BBC Homepage World Service Education
BBC Homepagelow graphics version | feedback | help
BBC News Online
 You are in: World: Middle East
Front Page 
Middle East 
South Asia 
From Our Own Correspondent 
Letter From America 
UK Politics 
Talking Point 
In Depth 

Saturday, 6 January, 2001, 03:00 GMT
Palestinian refugees intent on return
Palestinian refugees in Jordan
There are over 1.5 million Palestinian refugees in Jordan
By Barbara Plett in Jordan

The question of Palestinian refugees who fled Israel when the Jewish state was created is one of the thorniest facing Middle East peacemakers.

The Palestinian generation will never forget Palestine. If Arafat gives up, he's a traitor

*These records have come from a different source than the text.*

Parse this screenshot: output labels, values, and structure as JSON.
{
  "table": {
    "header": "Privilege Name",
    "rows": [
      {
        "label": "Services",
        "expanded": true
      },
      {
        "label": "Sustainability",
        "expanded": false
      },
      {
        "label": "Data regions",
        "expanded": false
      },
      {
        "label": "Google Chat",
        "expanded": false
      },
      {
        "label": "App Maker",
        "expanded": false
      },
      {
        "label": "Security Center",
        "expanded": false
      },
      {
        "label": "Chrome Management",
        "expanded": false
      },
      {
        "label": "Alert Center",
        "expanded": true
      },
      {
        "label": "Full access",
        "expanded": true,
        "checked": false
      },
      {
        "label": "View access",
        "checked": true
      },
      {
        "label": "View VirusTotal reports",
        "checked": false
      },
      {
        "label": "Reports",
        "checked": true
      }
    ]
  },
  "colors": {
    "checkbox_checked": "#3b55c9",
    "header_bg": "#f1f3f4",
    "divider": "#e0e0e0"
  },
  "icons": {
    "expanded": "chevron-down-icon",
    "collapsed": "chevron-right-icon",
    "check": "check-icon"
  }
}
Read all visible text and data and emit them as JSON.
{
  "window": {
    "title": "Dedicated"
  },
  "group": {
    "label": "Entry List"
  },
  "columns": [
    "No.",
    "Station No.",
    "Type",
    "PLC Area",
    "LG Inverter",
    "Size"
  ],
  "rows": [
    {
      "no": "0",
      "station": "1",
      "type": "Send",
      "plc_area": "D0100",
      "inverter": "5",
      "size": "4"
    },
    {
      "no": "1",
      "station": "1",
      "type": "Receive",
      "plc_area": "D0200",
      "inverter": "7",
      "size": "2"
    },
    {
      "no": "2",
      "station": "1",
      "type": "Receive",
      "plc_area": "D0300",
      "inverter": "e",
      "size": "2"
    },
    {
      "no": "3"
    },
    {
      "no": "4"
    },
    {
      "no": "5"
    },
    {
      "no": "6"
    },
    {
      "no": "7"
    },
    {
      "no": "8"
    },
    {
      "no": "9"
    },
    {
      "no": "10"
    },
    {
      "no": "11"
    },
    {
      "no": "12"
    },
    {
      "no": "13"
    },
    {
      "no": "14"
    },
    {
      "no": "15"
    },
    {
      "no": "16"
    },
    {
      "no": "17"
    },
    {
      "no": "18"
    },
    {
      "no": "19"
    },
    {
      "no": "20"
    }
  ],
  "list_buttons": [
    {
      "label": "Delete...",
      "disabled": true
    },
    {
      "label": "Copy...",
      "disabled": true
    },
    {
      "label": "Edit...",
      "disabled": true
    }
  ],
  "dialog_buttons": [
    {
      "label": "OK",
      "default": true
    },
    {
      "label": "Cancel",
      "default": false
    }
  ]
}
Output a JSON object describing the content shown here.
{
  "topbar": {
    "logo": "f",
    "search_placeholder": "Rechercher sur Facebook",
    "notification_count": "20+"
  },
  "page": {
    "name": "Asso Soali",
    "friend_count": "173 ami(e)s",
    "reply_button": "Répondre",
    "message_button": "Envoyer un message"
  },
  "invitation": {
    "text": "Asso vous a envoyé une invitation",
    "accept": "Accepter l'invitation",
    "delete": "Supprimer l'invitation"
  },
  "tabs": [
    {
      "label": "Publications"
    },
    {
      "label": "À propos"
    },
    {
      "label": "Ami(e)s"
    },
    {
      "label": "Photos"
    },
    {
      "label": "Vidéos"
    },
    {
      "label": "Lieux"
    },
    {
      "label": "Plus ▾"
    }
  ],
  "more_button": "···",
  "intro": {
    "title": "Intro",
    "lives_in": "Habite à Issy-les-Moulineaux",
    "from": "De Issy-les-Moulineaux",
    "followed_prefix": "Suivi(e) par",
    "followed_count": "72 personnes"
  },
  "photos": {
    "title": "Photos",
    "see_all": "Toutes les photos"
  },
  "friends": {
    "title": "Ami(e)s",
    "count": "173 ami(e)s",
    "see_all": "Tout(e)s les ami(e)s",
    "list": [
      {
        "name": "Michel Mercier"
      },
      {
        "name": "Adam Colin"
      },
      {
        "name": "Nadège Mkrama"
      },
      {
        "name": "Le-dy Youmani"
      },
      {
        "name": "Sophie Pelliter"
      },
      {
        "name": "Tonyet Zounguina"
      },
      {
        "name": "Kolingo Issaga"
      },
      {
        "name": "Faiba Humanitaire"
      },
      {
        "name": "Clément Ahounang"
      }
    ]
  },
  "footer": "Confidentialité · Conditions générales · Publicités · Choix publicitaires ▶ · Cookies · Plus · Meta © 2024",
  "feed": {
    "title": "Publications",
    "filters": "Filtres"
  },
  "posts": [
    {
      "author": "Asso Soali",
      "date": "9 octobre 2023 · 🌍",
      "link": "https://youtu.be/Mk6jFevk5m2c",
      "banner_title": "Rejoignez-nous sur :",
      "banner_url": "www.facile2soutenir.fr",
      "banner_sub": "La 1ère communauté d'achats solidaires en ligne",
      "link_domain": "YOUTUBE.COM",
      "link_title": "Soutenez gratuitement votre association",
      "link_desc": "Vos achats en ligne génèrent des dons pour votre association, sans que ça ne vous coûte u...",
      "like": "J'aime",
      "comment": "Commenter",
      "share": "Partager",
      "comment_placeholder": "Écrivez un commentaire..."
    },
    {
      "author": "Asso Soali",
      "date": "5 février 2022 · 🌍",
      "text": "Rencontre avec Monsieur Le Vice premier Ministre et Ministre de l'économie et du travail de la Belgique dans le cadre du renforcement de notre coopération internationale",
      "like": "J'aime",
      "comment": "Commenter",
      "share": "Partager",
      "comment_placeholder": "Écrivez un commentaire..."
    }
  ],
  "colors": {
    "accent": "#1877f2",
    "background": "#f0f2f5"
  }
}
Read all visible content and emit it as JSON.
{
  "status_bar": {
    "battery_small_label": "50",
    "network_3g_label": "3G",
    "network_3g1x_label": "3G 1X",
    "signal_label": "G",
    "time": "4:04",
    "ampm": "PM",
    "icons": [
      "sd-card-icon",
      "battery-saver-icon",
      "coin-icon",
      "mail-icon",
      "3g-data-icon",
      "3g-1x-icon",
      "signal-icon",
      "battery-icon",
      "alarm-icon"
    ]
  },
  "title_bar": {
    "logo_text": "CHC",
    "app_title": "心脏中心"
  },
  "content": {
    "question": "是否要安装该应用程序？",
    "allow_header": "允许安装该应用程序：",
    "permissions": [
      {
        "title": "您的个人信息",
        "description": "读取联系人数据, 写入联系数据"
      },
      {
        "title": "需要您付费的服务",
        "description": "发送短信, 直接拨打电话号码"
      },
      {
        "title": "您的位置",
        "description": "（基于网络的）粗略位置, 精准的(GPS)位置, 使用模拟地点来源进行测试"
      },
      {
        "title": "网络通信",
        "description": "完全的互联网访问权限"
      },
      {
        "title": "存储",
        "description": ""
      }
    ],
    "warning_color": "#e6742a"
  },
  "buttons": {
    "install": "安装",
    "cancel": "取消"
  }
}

Al-Hussein camp shopper
Fifty years later, the number has grown to some 3.5 million who demand the right of return.

According to a reported peace deal proposed by the US, that right may be exchanged for other gains - an outcome strongly opposed by refugees living in neighbouring Arab countries.

Hawkers try to sell mounds of fresh fruit and vegetables at the market in al-Hussein refugee camp.

Friday morning shoppers are busy stocking up for the week, but they're eager to talk about the controversy over their right of return to what is now Israel, about the Palestinian leader, Yasser Arafat, and how he is handling negotiations on their future.

"The Palestinian generation will never forget Palestine. If Arafat gives up, he's a traitor," one shopper said.

Money not an issue

The majority of people in Jordan have Palestinian origins. They were allowed to become citizens, faring better than refugees in other Arab countries.

I would not be satisfied with compensation. Returning to my land is worth all the money in the world.

But despite economic hardship here, they say they are not interested in trading the right of return for financial compensation.

Muhammed Kasim, a shopkeeper whose family came from what is now the Israeli town of Lod, said:

"No, I would not be satisfied with compensation. Returning to my land is worth all the money in the world.

"It is true we do have the right of citizenship, but living here is still not like living in our country. We're only passing time, waiting to return."


Property loss and long years of exile have generated deep anger against Israel.

Young resident of Ein el-Hilw camp, Lebanon
The younger generation have lived all their lives in refugee camps
But this 44-year-old English teacher says many here would be willing to live alongside Israelis if that meant they could return to their home villages: "If all refugees in Arab countries turn back to Palestine and they live together with Jewish people, it is a good thing, as in South Africa.

"The minimum is to go to Palestine. All refugees people, Palestinian people, should go to Palestine, whether Israel govern us, or Arafat. But the only thing is our land."

Eighty-year-old Tawfiq Izwayed quietly listens to the conversation as he sells his green beans. He also came from the town of Lod 50 years ago. His expectations have decreased with age.

"The chance to return now would be a matter of good luck, like winning the lottery, but I think there is no way we would be allowed to go back," he said.

So far, Mr Arafat has remained firm on the right of return, and he has been backed by Arab leaders.

But observers say that is mostly a stand on principle, because Arabs know Israel will never accept an influx of Palstinians that would change its character as a homeland created for Jews.

Probably the only return these refugees can hope for is the chance to live in a small and crowded Palestinian state in the West Bank and Gaza Strip.

Search BBC News Online

Advanced search options
Launch console
See also:

04 Jan 01 | Middle East
Right of return: Palestinian dream?
03 Jan 01 | Middle East
Mid-East rhetoric hots up
23 Oct 00 | Middle East
Claiming the 'Promised Land'
Internet links:

The BBC is not responsible for the content of external internet sites

Links to more Middle East stories are at the foot of the page.

E-mail this story to a friend

Links to more Middle East stories